The General Licences allow any authorised person – usually the landowner, someone acting on his behalf, or a “pest controller” – to undertake normally proscribed activities, such as killing wild birds or interfering with their nests or eggs. There is no approval process – a Licence can simply be downloaded from the SNH website and relied on, as long as the user can say he has read and understood it.
Conditions on the Licences restrict the species that can be killed and the purposes for killing. Nonetheless the scheme has long been criticised for allowing the persecution of certain species, especially corvids (crows, rooks, magpies and jays) and columbids (pigeons and doves). As the RSPB has pointed out in the past, the mere presence of these birds doesn’t necessarily mean they are causing a problem, but some land managers control them as a matter of routine.
For OneKind of course the main issue is animal welfare. We don’t support the killing of animals or birds but, if control is thought to be unavoidable, it must be humane.
The Licences already allow the use of Larsen traps, baited with decoy birds, often seen fluttering desperately, confined close to the ground and in full view of predators. Now, according to the consultation, SNH proposes to allow a new and more dangerous trap.

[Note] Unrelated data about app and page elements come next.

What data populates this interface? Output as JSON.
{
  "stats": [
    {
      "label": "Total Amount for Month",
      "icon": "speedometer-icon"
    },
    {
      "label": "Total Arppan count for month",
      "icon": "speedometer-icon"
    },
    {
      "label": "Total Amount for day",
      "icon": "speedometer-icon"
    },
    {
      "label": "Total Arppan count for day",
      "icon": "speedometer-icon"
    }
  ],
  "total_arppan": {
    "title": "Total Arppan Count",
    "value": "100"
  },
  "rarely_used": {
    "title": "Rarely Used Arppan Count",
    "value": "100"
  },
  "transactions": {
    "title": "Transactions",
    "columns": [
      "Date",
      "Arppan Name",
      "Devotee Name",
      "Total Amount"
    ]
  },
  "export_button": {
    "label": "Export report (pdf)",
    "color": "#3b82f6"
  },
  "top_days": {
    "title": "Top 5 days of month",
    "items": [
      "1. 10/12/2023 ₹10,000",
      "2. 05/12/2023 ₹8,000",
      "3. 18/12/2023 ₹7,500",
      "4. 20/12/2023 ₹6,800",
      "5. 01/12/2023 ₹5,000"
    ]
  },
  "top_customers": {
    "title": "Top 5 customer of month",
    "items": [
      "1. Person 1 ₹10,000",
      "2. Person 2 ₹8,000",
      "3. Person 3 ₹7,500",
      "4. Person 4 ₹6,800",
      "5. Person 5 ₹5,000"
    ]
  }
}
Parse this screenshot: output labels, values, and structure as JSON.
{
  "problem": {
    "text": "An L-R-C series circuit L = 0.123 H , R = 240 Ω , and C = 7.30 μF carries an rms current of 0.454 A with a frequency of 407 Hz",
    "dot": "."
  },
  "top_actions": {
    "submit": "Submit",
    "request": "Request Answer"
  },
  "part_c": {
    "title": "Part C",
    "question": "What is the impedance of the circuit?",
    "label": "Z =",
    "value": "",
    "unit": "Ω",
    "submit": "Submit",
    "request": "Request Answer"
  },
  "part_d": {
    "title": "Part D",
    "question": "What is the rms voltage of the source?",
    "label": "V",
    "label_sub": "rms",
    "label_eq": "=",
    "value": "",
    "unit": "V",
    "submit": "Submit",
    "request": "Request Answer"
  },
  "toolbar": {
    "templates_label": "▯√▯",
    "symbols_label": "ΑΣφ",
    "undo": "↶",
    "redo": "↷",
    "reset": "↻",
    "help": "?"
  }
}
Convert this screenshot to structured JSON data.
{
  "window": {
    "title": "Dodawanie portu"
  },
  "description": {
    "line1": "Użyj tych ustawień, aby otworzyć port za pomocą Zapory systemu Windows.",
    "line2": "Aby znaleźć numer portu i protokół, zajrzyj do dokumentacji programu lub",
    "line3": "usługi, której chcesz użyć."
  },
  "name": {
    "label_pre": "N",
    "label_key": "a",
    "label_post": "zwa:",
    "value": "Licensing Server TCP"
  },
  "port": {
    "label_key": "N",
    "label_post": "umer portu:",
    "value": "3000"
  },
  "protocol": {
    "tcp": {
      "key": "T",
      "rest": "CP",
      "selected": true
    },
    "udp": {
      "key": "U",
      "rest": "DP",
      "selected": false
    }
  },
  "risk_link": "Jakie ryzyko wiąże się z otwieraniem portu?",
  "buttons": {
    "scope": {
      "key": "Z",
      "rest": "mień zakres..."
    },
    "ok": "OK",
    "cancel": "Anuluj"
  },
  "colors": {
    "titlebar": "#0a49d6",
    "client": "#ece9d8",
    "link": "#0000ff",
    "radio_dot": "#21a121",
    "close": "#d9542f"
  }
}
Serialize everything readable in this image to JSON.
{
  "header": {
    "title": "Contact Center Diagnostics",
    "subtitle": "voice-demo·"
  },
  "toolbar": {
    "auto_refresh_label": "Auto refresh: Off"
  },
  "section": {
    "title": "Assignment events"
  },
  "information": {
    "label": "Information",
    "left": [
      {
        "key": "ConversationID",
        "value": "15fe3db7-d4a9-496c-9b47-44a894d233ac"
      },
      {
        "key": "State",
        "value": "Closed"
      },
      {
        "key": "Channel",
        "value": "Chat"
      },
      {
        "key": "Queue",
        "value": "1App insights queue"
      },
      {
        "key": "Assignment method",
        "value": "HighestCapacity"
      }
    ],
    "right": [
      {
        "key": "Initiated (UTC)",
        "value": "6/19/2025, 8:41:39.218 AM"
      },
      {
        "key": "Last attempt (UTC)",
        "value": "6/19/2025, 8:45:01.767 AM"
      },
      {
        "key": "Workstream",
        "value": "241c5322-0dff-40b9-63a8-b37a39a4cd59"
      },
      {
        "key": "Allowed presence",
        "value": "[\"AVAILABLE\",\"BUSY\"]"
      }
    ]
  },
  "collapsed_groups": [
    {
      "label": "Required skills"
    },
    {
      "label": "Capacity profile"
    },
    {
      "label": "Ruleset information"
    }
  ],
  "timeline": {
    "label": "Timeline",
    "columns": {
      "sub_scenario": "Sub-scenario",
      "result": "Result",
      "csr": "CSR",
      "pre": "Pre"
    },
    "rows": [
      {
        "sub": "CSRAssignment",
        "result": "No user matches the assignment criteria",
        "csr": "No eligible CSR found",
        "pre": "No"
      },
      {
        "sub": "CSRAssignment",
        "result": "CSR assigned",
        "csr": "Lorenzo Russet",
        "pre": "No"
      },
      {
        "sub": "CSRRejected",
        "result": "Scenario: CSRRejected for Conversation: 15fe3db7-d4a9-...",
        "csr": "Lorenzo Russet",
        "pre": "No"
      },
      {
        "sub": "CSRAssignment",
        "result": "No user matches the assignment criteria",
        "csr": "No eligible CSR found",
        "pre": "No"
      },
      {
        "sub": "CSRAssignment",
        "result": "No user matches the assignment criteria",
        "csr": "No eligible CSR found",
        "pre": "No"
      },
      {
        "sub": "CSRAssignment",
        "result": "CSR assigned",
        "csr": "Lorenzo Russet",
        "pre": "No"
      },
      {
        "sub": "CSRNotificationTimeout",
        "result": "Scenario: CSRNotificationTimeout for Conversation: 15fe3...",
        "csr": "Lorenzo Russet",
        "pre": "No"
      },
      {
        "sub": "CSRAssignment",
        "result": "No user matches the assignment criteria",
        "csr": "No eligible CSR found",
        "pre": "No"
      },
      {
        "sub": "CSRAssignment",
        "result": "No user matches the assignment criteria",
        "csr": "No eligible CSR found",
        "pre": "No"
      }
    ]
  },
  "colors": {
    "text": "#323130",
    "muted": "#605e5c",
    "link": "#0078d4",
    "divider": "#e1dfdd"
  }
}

The so-called Larsen mate (or clam or snapper trap) is baited with a dead rabbit or hare and left open with a false perch in two pieces above the bait. When weight is put on the perch it collapses, slamming the open upper parts of the cage together. The trap is intended for corvids but inevitably, non-target species such as raptors and ravens are also drawn to the bait - the OneKind field research officer has found buried raptor carcasses very close to Larsen mate traps.
When the cage snaps shut, the bird could be trapped across the body or wings. Even a cleanly-caught bird may have to endure up to 24 hours inside the cage before it is checked by the operator. In that time there may be no water or shelter, no space to move around, to perch or to open its wings. OneKind has submitted a response to the consultation (PDF), asking SNH not to license Larsen mate traps.
We have also asked for a review of a recently added condition that allows someone convicted under conservation and welfare laws to continue using the licence as long as he has “only” been admonished by the court. And, following our exposé of crow killing methods on a Scottish estate last year, we have asked for better guidance on humane killing.
And there’s more ... you can read the OneKind submission here. The consultation has now closed but we’d still like to know what you think – do the General Licences provide a measured approach to wildlife management? Or are they far too permissive? Please add a comment below or visit our OneKind Communities website and join the discussion there.